CHINA CRITIC: Prime ministerial candidate Giorgia Meloni, the front-runner in today’s election, said that she would not renew a Belt and Road Initiative deal with Beijing Italian lawmaker Giorgia Meloni, the front-runner to become the country’s next prime minister, is expected to reverse course on Italy’s support for China’s Belt and Road Initiative and strengthen ties with Taiwan if a coalition headed by her party wins the country’s general election today. “Without any doubt, if there is a center-right government, it is sure that Taiwan will be an essential concern for Italy,” Meloni told the Central News Agency in an interview. Italians are to vote in a snap election triggered by the resignation of Italian Prime Minister Mario Draghi following a failed attempt to get his coalition partners
HAWAII MODEL: While Hawaii held a referendum on becoming the 50th US state, Taiwan has never applied to join the People’s Republic of China, Miles Yu said China comparing Taiwanese independence to Hawaii seeking independence from the US is illogical, as Taiwan has never applied to be a part of the People’s Republic of China (PRC), Hudson Institute senior fellow Miles Yu (余茂春) said over the weekend. Chinese Minister of Foreign Affairs Wang Yi (王毅), who is in New York for the UN General Assembly, has given multiple talks asserting Chinese sovereignty over Taiwan.
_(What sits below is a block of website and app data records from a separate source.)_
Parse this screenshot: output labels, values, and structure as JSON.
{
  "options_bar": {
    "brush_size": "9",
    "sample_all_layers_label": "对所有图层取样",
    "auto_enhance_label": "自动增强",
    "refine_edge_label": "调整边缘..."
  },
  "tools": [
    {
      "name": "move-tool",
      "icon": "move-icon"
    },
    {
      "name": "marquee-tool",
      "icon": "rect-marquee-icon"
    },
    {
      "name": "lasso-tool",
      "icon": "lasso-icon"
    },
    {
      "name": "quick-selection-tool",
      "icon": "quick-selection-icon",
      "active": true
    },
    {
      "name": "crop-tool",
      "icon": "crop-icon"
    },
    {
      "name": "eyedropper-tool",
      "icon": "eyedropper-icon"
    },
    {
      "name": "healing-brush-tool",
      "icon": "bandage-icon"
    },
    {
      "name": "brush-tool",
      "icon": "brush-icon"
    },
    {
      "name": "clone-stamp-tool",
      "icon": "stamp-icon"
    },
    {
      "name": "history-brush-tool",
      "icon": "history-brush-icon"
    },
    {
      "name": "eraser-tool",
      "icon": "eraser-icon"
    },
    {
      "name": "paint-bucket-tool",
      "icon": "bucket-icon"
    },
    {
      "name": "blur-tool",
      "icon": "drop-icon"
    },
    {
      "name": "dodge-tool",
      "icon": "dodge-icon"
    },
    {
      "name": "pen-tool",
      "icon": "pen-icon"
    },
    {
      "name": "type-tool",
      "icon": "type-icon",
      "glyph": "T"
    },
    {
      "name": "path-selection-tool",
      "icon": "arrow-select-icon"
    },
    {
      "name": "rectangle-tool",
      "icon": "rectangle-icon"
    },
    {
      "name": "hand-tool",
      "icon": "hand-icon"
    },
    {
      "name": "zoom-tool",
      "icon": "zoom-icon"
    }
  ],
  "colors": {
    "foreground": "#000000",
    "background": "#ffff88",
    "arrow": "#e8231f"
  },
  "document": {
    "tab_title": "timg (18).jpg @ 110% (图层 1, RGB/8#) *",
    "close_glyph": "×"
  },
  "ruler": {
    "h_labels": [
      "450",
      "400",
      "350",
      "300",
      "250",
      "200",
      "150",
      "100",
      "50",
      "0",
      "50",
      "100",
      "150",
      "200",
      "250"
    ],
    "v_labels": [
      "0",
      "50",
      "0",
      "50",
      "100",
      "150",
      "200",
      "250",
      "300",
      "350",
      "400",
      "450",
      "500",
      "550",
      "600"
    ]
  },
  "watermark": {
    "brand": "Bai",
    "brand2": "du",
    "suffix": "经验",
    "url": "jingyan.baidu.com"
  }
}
In a speech to the Asia Society on Thursday, Wang likened Taiwan to Hawaii. “Just as the US would not allow Hawaii to break away,” Beijing “reserves the right” to seek unification, Wang told the gathering. The